One of the co-principals at the nascent USF1 team has admitted that he would be interested in giving Indy Racing League pin-up Danica Patrick a chance to prove her mettle in a grand prix machine.
Respected former Williams, Onyx and Ligier engineer Ken Anderson revealed that, despite having hinted at using rising US talent from the junior ranks to fill the two seats at USF1, he would be keen to see what Patrick could do. The 26-year old is currently entering her fifth season in IndyCars, having last year broken her victory duck by taking an emotional win at Motegi in Japan, but has been linked to possible Formula One involvement in the past when Honda F1 CEO Nick Fry admitted that he would be willing to give her a try out in one of his cars.
Honda has since pulled out of F1, ending Patrick's AGR team-mate Marco Andretti's immediate hopes of making the switch from IndyCars, but both could be considered by USF1, which has stated that it intends to field two American drivers when it makes its projected debut in 2010.
“[Danica]'s great - she gets a lot of press,” Anderson, who will hold the role of technical director at USF1, told The Associated Press

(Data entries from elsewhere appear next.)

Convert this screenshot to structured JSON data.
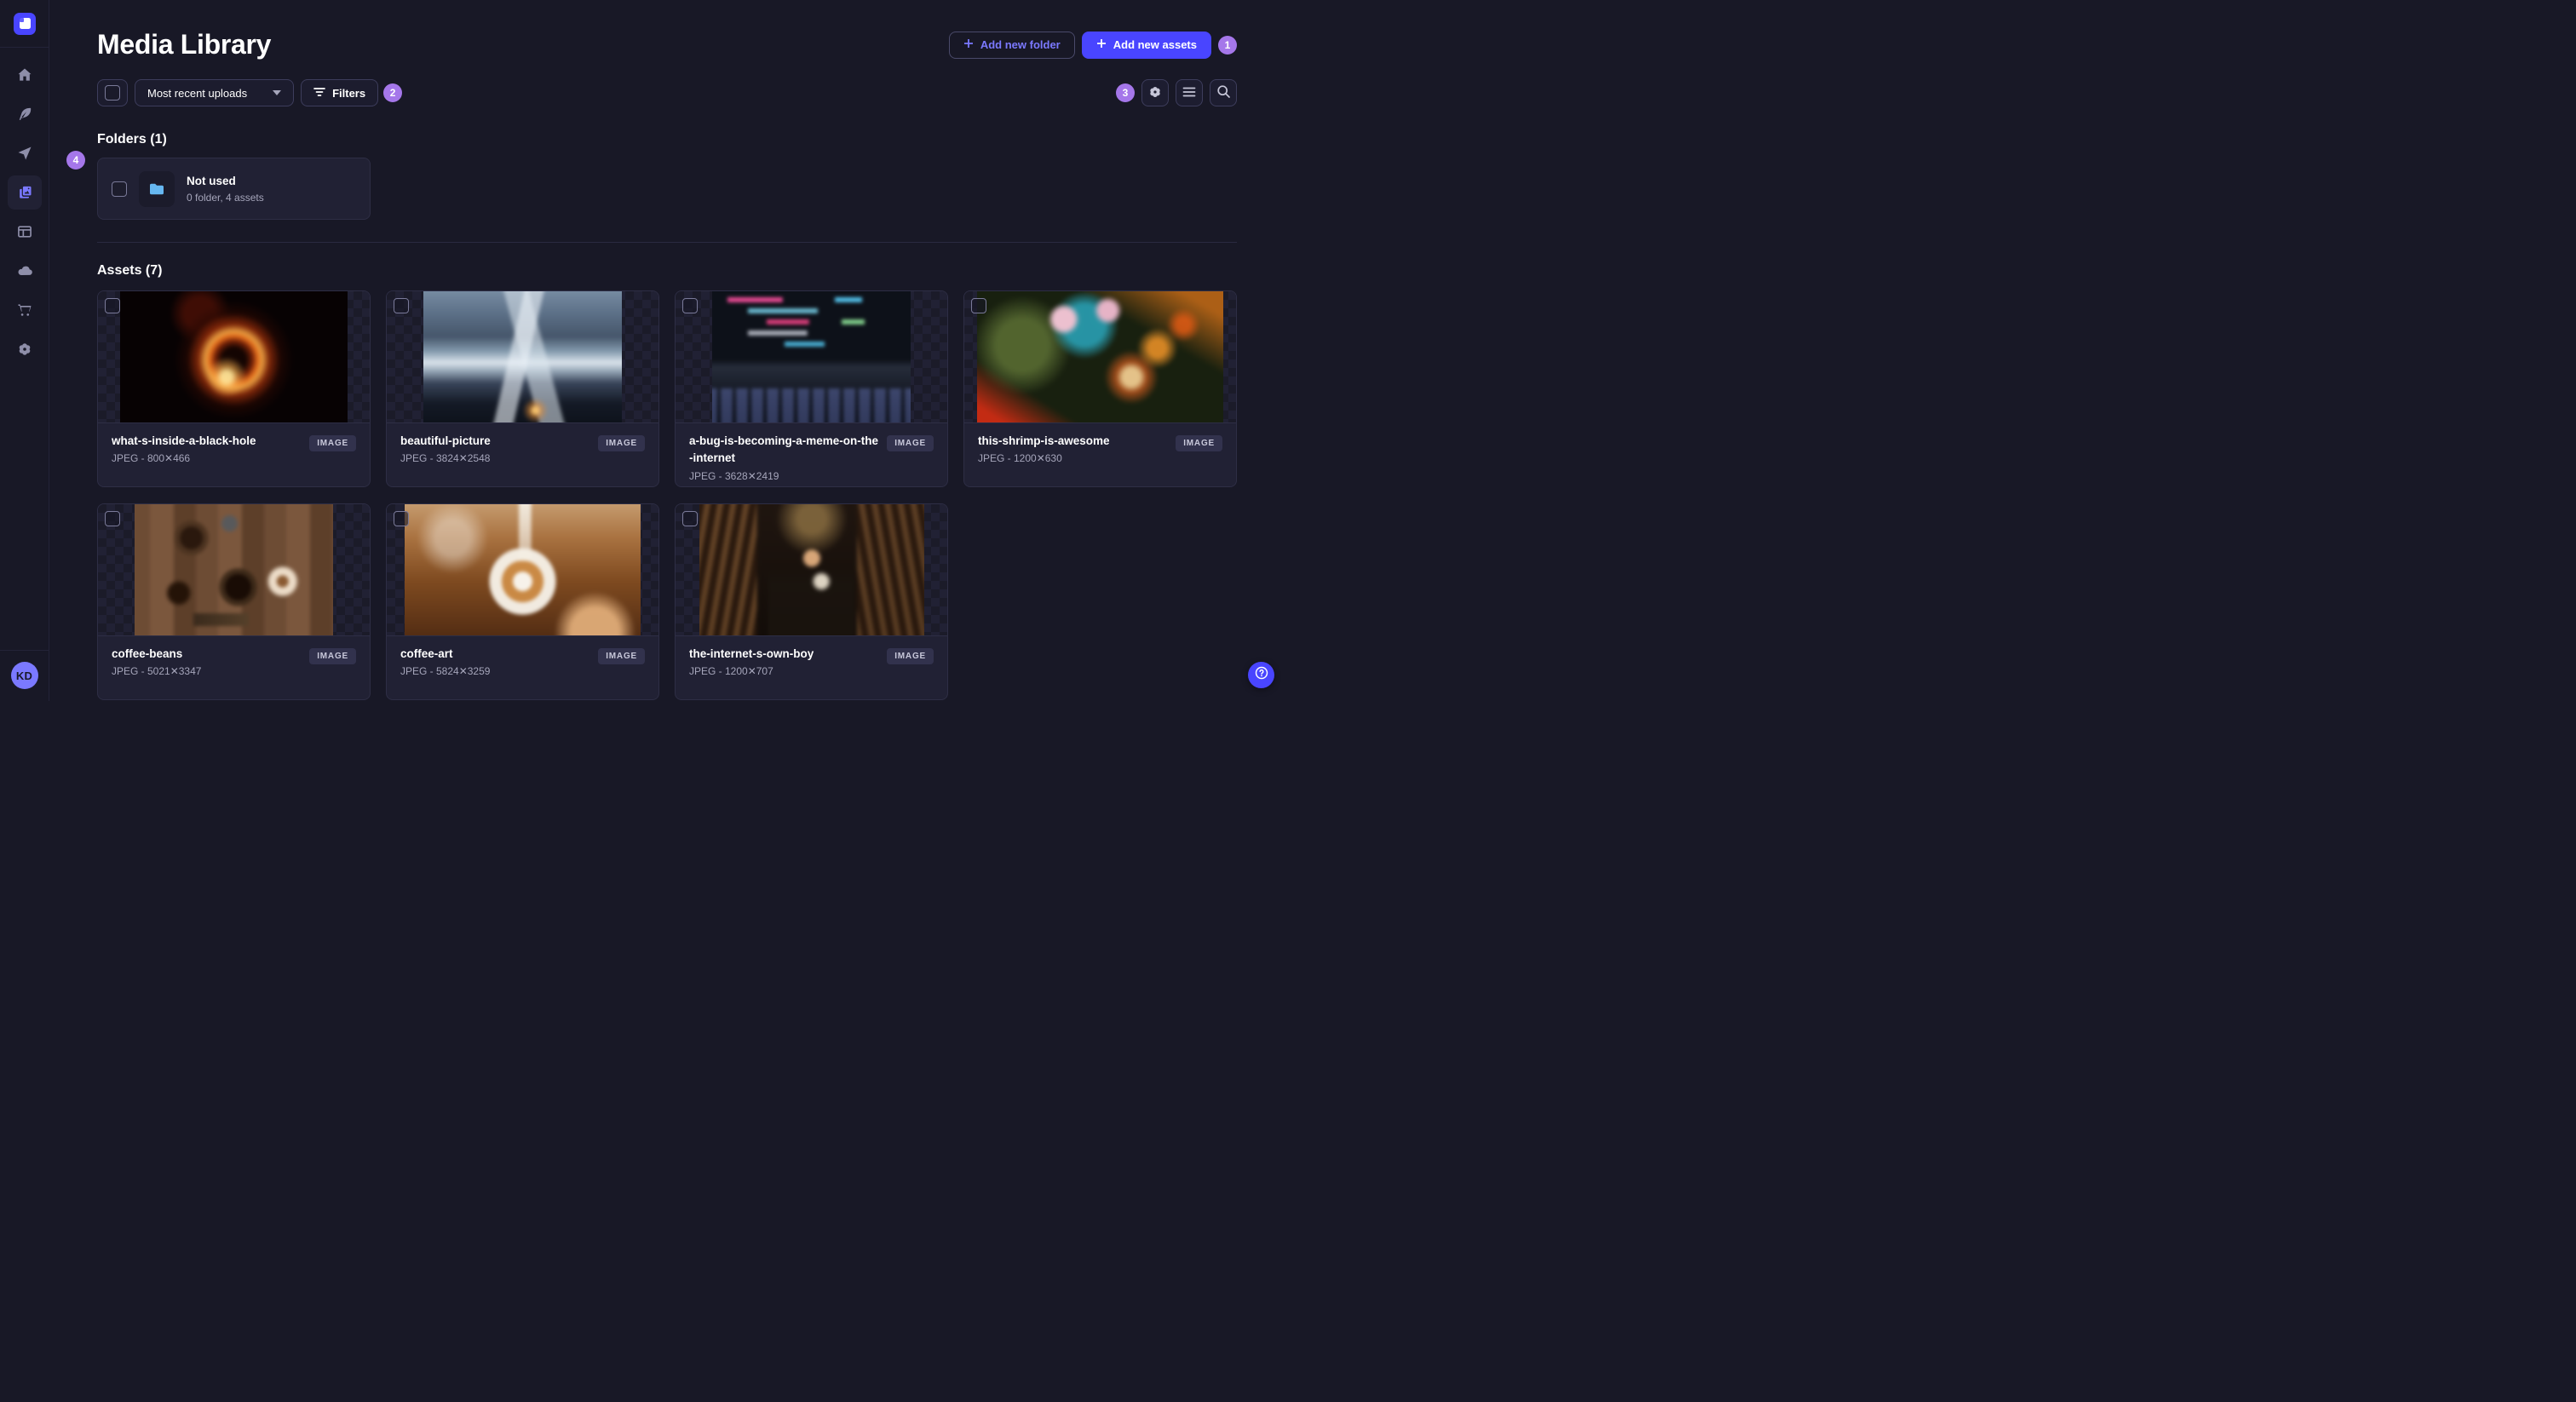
{
  "header": {
    "title": "Media Library",
    "add_folder_label": "Add new folder",
    "add_assets_label": "Add new assets"
  },
  "toolbar": {
    "sort_value": "Most recent uploads",
    "filters_label": "Filters"
  },
  "tour": {
    "badge1": "1",
    "badge2": "2",
    "badge3": "3",
    "badge4": "4"
  },
  "folders": {
    "heading": "Folders (1)",
    "items": [
      {
        "name": "Not used",
        "count": "0 folder, 4 assets"
      }
    ]
  },
  "assets": {
    "heading": "Assets (7)",
    "items": [
      {
        "name": "what-s-inside-a-black-hole",
        "meta": "JPEG - 800✕466",
        "type": "IMAGE",
        "thumb": "t-blackhole",
        "aspect": 1.72
      },
      {
        "name": "beautiful-picture",
        "meta": "JPEG - 3824✕2548",
        "type": "IMAGE",
        "thumb": "t-mountains",
        "aspect": 1.5
      },
      {
        "name": "a-bug-is-becoming-a-meme-on-the-internet",
        "meta": "JPEG - 3628✕2419",
        "type": "IMAGE",
        "thumb": "t-code",
        "aspect": 1.5
      },
      {
        "name": "this-shrimp-is-awesome",
        "meta": "JPEG - 1200✕630",
        "type": "IMAGE",
        "thumb": "t-shrimp",
        "aspect": 1.9
      },
      {
        "name": "coffee-beans",
        "meta": "JPEG - 5021✕3347",
        "type": "IMAGE",
        "thumb": "t-beans",
        "aspect": 1.5
      },
      {
        "name": "coffee-art",
        "meta": "JPEG - 5824✕3259",
        "type": "IMAGE",
        "thumb": "t-latte",
        "aspect": 1.79
      },
      {
        "name": "the-internet-s-own-boy",
        "meta": "JPEG - 1200✕707",
        "type": "IMAGE",
        "thumb": "t-boy",
        "aspect": 1.7
      }
    ]
  },
  "user": {
    "initials": "KD"
  },
  "colors": {
    "brand": "#4945ff",
    "brand_light": "#7b79ff",
    "tour_badge": "#a577ea",
    "folder_icon": "#66b7f1",
    "background": "#181826",
    "surface": "#212134"
  }
}
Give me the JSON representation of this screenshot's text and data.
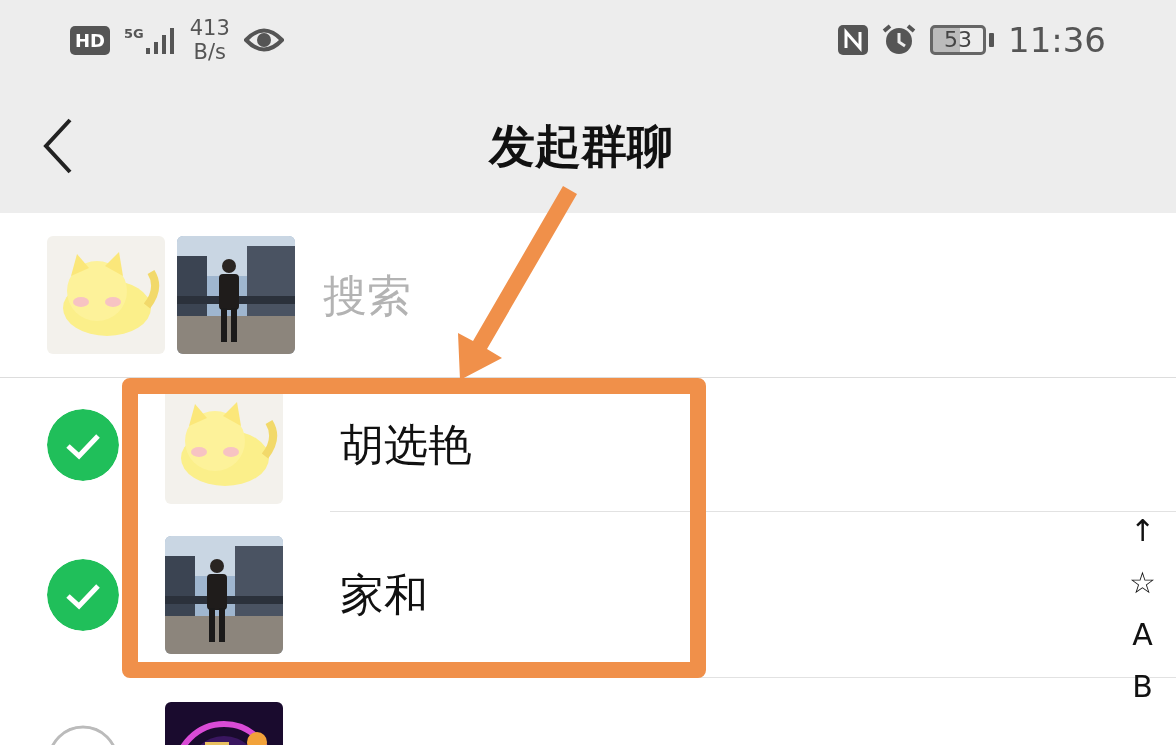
{
  "status_bar": {
    "hd": "HD",
    "network": "5G",
    "speed": "413",
    "speed_unit": "B/s",
    "battery": "53",
    "time": "11:36"
  },
  "header": {
    "title": "发起群聊"
  },
  "search": {
    "placeholder": "搜索"
  },
  "contacts": [
    {
      "name": "胡选艳",
      "checked": true
    },
    {
      "name": "家和",
      "checked": true
    },
    {
      "checked": false
    }
  ],
  "index": [
    "↑",
    "☆",
    "A",
    "B"
  ]
}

over the weekend, “IndyCar Series boss] Tony George would probably be pretty mad with me if I took her out of the IRL, but we'll see. I don't know if it's something she wants to do. We'd certainly love to test her and go from there.”
Patrick, who recently returned to the pages of Sports Illustrated
's swimsuit edition [see here
], has more recently been linked to a potential switch from the IRL to NASCAR, although doubt has been cast on her ability to mix it in the 36-week campaign demanded by the Sprint Cup. However, the move remains plausible for as long as Patrick is backed by Motorola, which is understood to be eyeing NASCAR for future marketing activities.
While Patrick - and 21-year old Andretti - both carry benefits for USF1, Anderson has also suggested that he was looking at talented Americans currently plying their trade in Europe. Charlie Kimball, who preceded Andretti as one of the preferred drivers in the US A1GP team, remains the highest profile exports to the European scene, but Jonathan Summerton and Richard Antinucci - both expected to be Indy Lights in 2009 - raced on the 'other' side of the Atlantic until recently. Scott Speed, who ran a season-and-a-half with Toro Rosso in F1, is also being connected to the USF1 programme, despite now appearing settled in NASCAR with Red Bull.
Anderson also revealed that the team will have a staff of at least 100, a working budget of $64m and a potential satellite base in northern Spain, where it is in talks with sportscar and World Series by Renault outfit Epsilon Euskadi, to go hand-in-hand with its Charlotte base.
"Spain makes a lot of sense with all the winter testing,” he confirmed, “We're talking to Sergio Rinland about basing [USF1] at Epsilon. Azkoitia is a beautiful city, and it's certainly on top of our list."